Studios have, until recently, been cautious about opening up their catalogues to video downloading, allowing consumers to access films only through current online subscription, download-to-rent and download-to-own models. Fears of piracy have prevented Hollywood from taking a share of the internet pie while user-generated content sites such as YouTube and MySpace continue to grow.

But attitudes towards downloading films are changing as studios have seen the success of advertising-supported models. Last week, European DVD rental and movie download company launched an initiative in which 100,000 advertiser-sponsored features will be offered for customers to download for free for a limited period. The company will also launch downloads-to-burn of about 100 films in April, priced at $19.27 (£9.99) per film.
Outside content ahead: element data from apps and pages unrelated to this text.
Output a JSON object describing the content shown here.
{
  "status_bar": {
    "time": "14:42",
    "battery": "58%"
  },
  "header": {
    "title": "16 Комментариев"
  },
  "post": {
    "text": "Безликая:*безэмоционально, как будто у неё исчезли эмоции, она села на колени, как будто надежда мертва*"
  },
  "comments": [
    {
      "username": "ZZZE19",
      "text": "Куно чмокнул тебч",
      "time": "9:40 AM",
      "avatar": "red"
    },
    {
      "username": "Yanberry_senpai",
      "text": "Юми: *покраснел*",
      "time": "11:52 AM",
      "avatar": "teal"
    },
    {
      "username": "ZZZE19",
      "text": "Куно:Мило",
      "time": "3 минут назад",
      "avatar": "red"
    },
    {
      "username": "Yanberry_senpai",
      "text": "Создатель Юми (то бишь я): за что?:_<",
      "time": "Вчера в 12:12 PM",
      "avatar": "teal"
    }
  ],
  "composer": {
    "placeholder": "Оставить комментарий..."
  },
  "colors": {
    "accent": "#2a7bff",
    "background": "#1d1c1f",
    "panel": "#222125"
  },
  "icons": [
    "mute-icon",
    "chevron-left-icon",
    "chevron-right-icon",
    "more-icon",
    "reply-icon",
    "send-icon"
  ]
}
In the US, the bulk of free internet video comes from short-form content such as TV programmes, with major networks offering advertiser-sponsored video downloads on their official websites. When users log on to watch a programme, it is previewed with commercials, generating a share of profit for the major networks and TV studios.

A report from Adams Media Research and Screen Digest suggests that movie studios could take a substantial chunk of the downloading market and generate more than $2bn in download-to-own movies by 2011. The report found that following the launch of Apple's video iPod in 2005, downloads of TV programmes - available at $1.99 per episode - took $84m in 2006, while the online rental and purchase of feature films took just $29m in the same year.

However, it suggests this latter figure is low due to the current lack of technology to transmit downloads onto a television. In addition, download-to-burn has yet to be wholly supported by the major studios.

Screen Digest research analyst of broadband and digital media, James Garlick, says: "Many major studios are waiting for a CSS-based format - an encryption protocol currently used in manufactured DVDs - to be integrated into a consumer-burn solution. This will mean special equipment will be needed to download the videos and this isn't expected until later this year."